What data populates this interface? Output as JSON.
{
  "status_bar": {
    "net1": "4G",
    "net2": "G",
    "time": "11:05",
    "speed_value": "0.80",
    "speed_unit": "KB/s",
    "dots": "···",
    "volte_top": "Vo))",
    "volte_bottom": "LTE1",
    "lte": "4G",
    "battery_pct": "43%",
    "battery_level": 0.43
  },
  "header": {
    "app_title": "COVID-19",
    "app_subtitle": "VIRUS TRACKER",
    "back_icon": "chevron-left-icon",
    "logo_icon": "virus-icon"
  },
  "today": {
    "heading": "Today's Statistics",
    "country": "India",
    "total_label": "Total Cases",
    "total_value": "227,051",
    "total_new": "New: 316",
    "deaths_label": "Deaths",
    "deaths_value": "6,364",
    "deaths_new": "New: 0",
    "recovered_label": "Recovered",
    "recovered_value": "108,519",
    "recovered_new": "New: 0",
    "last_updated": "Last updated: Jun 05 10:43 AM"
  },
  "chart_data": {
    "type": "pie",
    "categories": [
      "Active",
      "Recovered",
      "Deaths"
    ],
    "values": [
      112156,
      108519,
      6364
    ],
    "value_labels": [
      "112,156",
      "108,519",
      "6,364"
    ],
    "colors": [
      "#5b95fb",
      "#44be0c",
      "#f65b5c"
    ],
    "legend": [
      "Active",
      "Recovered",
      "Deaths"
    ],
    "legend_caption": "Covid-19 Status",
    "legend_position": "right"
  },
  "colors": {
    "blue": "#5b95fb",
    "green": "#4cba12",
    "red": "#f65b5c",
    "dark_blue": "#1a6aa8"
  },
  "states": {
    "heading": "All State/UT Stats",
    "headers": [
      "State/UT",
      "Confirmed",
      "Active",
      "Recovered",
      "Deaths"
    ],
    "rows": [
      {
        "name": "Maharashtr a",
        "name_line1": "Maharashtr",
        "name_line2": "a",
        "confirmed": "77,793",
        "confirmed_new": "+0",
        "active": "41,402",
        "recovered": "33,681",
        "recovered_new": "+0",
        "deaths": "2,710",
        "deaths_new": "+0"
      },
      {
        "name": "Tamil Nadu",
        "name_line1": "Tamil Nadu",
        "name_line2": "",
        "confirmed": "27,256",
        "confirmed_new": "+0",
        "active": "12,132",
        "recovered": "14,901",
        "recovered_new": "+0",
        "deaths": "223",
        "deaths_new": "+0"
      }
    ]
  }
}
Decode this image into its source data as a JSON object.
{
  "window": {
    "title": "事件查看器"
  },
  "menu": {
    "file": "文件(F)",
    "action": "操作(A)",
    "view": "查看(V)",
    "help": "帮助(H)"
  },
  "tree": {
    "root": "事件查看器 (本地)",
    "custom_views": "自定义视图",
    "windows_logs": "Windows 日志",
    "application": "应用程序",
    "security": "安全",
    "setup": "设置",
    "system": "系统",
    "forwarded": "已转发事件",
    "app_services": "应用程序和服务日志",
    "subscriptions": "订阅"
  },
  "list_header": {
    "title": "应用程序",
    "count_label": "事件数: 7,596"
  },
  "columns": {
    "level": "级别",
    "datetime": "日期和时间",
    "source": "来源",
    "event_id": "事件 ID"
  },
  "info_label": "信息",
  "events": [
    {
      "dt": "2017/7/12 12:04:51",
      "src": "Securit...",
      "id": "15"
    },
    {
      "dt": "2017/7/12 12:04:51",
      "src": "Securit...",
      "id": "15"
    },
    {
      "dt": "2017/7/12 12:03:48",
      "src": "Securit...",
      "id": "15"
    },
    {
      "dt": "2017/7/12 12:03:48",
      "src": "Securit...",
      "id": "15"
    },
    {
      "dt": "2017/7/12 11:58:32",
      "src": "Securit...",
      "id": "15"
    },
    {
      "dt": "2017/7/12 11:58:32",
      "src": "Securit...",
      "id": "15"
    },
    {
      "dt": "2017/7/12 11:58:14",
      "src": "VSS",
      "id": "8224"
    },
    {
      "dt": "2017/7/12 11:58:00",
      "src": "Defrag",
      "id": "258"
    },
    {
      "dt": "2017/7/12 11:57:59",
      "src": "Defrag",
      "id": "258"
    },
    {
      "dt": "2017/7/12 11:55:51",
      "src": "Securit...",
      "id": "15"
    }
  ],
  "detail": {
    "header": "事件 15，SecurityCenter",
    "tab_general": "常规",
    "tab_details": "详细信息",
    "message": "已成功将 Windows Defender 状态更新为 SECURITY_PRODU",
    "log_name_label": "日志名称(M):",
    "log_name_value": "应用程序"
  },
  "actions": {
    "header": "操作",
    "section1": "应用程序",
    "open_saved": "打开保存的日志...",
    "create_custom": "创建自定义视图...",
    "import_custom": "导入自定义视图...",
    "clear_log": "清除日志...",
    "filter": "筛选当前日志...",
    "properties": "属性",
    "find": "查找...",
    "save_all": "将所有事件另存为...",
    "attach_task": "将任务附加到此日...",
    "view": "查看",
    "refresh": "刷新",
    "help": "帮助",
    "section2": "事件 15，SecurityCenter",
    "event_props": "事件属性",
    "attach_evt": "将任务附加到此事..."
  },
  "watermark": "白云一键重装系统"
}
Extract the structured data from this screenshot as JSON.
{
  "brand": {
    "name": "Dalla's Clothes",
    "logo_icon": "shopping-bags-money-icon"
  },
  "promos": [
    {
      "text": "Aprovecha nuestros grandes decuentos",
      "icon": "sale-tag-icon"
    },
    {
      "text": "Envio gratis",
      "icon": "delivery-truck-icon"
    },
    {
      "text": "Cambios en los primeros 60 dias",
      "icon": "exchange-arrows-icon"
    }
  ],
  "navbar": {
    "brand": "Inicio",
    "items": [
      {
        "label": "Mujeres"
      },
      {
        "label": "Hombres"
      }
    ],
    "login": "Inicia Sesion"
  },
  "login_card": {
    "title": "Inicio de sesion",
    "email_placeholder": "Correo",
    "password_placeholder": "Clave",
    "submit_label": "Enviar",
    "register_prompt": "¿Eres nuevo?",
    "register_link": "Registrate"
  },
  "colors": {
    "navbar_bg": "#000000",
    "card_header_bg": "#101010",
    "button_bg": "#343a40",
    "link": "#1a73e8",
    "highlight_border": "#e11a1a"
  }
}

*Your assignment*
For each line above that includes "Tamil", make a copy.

*Task response*
        "name": "Tamil Nadu",
        "name_line1": "Tamil Nadu",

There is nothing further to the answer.